As various Regents have pointed out, CSU's pension is handled by CalPERS and so the state makes the CalPERS contribution for CSU and never disputes the fact that it is liable for the CSU pension.  As blog readers will know, the same treatment is not applied to UC.  Of late, although the state has put some money into the UC pension, it does not acknowledge its ultimate responsibility for the plan.  There is little justification given for this unequal treatment other than "that's the way it is."

Help Wanted (Thanks to the Errant 3)

You may have seen headlines about Gov. Brown calling for a special session of the legislature to consider placing a constitutional amendment regarding a "rainy-day" fund on the ballot.  Actually, such a proposition is already slated for the ballot, thanks to a deal that goes back to the Schwarzenegger era.  So what Brown wants to do is substitute his version for the earlier one.  When the Dems had a supermajority (2/3 in both houses of the legislature), he could have ignored the GOP.  But thanks to the errant 3 suspended senators (including our favorite Leland Yee), he will need the help of a few GOP votes. If he gets such help (a big IF), there will be a price to be paid.See

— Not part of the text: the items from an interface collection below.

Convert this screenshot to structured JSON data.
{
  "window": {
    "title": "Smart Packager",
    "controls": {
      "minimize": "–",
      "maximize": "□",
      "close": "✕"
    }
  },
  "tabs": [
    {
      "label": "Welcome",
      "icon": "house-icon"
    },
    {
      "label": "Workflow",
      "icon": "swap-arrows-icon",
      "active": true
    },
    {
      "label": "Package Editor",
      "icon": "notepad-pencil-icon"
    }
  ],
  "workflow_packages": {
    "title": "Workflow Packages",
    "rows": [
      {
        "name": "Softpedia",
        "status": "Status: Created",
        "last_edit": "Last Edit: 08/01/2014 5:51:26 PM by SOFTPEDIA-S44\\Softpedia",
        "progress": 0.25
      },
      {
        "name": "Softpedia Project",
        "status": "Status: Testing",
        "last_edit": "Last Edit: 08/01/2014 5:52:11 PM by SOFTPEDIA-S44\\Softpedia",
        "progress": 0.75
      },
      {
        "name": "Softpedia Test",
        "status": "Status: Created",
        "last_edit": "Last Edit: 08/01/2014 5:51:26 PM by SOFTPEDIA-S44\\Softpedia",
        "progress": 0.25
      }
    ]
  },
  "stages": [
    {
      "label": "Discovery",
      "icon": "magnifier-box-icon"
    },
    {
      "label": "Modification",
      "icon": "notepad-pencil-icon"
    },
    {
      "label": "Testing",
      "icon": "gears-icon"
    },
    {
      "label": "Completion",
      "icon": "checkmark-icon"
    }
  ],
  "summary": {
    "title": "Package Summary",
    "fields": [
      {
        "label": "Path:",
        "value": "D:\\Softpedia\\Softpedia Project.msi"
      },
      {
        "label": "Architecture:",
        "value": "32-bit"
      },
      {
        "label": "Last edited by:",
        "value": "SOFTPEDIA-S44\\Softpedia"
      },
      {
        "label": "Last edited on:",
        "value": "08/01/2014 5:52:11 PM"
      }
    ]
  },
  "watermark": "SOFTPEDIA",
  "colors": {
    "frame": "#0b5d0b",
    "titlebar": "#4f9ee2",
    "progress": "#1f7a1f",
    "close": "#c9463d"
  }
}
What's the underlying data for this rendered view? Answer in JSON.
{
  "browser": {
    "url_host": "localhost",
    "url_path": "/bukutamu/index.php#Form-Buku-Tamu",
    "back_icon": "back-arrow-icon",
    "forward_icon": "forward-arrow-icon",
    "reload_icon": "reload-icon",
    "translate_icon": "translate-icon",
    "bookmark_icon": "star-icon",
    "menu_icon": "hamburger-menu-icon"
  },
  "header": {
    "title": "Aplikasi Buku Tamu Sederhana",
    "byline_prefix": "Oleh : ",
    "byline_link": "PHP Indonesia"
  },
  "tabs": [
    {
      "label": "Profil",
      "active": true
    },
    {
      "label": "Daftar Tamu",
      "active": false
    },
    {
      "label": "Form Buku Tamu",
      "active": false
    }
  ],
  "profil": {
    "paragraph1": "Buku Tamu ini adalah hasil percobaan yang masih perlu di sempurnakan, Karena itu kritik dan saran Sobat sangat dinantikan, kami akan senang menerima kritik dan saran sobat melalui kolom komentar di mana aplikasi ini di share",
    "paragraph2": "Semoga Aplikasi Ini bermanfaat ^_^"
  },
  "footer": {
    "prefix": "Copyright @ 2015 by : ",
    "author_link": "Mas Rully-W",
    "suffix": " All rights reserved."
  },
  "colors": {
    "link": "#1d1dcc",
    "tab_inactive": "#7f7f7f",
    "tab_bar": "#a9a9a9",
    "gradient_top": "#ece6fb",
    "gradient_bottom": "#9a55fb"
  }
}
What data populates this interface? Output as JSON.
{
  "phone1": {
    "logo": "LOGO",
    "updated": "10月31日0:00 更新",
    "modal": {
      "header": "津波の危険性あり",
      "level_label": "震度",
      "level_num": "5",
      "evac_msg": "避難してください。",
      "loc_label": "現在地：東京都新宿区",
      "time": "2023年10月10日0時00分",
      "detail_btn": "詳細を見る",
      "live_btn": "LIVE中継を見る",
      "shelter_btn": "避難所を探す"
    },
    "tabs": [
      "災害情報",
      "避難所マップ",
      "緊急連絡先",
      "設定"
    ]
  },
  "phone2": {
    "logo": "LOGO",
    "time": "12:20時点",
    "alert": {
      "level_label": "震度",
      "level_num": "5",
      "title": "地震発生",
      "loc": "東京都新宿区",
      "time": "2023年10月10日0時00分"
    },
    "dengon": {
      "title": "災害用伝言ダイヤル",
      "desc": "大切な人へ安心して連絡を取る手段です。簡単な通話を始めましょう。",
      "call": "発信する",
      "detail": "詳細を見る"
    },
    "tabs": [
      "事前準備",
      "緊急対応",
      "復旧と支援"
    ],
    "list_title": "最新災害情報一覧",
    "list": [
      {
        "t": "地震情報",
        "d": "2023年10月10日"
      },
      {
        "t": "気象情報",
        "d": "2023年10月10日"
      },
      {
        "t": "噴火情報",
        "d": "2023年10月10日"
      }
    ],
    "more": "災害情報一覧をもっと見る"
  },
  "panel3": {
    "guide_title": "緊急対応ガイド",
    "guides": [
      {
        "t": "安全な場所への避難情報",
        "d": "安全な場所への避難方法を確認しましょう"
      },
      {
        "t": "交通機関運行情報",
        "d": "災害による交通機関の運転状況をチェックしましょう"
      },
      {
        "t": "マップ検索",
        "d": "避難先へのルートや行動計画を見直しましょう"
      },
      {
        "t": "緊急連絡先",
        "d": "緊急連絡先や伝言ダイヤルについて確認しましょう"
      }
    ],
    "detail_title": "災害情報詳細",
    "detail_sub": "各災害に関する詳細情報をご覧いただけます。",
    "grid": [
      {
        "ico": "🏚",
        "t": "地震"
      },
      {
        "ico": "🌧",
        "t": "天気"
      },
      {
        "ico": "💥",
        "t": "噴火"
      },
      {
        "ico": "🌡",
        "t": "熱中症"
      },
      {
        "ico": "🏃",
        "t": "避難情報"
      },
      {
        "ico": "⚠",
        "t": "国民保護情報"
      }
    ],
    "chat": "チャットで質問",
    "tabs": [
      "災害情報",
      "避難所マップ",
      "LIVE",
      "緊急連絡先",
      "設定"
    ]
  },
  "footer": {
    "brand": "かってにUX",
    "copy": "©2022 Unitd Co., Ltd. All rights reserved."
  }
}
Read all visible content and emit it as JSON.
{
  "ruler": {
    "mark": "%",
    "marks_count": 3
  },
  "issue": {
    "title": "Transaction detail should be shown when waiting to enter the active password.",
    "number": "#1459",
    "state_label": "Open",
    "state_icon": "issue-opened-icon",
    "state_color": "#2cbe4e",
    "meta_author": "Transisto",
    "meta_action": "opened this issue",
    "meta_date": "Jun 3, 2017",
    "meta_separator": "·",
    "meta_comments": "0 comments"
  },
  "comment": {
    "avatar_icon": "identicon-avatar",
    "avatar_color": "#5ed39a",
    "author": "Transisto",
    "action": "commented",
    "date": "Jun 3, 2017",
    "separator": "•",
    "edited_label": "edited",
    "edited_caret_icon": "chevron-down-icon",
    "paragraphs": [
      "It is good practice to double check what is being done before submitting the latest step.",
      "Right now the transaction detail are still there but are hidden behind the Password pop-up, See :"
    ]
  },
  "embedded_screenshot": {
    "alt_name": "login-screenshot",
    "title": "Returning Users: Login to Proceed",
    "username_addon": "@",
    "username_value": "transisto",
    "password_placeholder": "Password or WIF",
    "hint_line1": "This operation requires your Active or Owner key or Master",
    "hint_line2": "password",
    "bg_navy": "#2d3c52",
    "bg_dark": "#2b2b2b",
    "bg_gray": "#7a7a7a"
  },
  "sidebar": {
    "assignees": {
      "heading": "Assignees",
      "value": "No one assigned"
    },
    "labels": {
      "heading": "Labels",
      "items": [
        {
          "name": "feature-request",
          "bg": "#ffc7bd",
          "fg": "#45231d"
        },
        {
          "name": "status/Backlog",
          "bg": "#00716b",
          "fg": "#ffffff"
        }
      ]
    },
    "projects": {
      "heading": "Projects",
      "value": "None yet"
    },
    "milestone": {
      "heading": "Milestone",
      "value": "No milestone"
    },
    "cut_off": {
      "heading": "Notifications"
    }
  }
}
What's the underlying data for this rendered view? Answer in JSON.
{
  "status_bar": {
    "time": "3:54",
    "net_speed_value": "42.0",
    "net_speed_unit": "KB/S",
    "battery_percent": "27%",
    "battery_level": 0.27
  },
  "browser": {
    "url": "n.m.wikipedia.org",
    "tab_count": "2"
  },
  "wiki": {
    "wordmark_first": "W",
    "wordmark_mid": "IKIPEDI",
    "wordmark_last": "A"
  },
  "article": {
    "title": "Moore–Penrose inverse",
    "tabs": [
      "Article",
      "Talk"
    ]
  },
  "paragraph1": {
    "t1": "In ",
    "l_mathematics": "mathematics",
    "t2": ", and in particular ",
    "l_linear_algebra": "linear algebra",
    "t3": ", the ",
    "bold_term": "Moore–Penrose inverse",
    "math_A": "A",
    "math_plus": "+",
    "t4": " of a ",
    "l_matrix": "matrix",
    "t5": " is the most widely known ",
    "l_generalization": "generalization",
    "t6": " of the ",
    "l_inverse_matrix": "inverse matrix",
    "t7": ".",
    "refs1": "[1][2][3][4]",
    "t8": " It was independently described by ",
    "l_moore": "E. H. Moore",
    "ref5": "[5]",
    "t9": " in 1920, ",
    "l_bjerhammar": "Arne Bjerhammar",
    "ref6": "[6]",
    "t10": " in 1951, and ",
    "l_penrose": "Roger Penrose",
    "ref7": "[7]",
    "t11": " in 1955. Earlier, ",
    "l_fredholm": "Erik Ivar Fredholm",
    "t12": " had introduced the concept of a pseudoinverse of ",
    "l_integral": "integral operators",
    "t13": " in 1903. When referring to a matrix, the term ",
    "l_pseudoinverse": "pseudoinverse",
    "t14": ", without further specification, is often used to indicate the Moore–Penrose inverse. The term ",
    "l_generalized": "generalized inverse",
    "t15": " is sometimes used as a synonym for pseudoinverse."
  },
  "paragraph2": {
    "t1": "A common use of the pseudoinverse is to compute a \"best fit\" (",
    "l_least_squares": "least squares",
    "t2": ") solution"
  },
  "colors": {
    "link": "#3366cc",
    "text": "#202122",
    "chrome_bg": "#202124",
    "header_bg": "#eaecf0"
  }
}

Yours truly is skeptical about mandated rainy day funds, no matter how they are written.  The idea of building a reserve in Good Times for cushioning the budget in Bad Times is fine.  But it can be done simply by spending less than incoming revenue.  The General Fund has a reserve as part of its standard accounting and the governor and legislature can accumulate as much as they are willing.  Partitioning the reserve into categories by itself doesn't do much and such efforts at locking up money can be evaded in creative ways.  Then the question is what areas of the budget get the "benefit" of the evasion.  I'm willing to guess it won't be UC.

We'll see what happens when the governor seeks help from the legislative Republicans.

Wednesday, April 16, 2014

More on college athletes as employees

Worker at UCLA gets orders from his supervisor
We have previously blogged about a recent NLRB decision holding that college/university athletes are effectively employees entitled to unionization.  Although that decision arose from a case at Northwestern U (football), a former UCLA athlete has been prominently pushing the unionization idea.

An interesting article in today's Inside Higher Ed suggests that there may be more chiseling away at the idea of college athletes as just students.  As everyone knows, there is big money in college athletics - including at UCLA - at least in some sports.  The athlete-as-employee model could drastically change the business model in such sports.

Basically, the article raises the idea that athletes are employees effectively and that colleges and universities are engaged in antitrust violations, conspiring to hold down their pay.

You can find the article at

"(A)n even bigger case (than the NLRB case) may be ready to unfold in a federal courtroom in New Jersey in the coming months, in the form of a lawsuit by a leading antitrust lawyer seeking to create a free market for how college athletes are compensated.  Jeffrey Kessler has a track record in the world of sports antitrust law that few can match, with major victories on behalf of the National Football League and National Basketball Association players' associations, among others. Now he’s turning his attention to the collegiate level. That’s because it’s hard to distinguish big-time college football and basketball, he says, from their professional counterparts... Kessler’s goal is simple: to have a court strike down as an illegal restraint on trade the restrictions that the NCAA and five member conferences collectively impose on what he views as the compensation of college athletes, in the form of their athletic scholarships."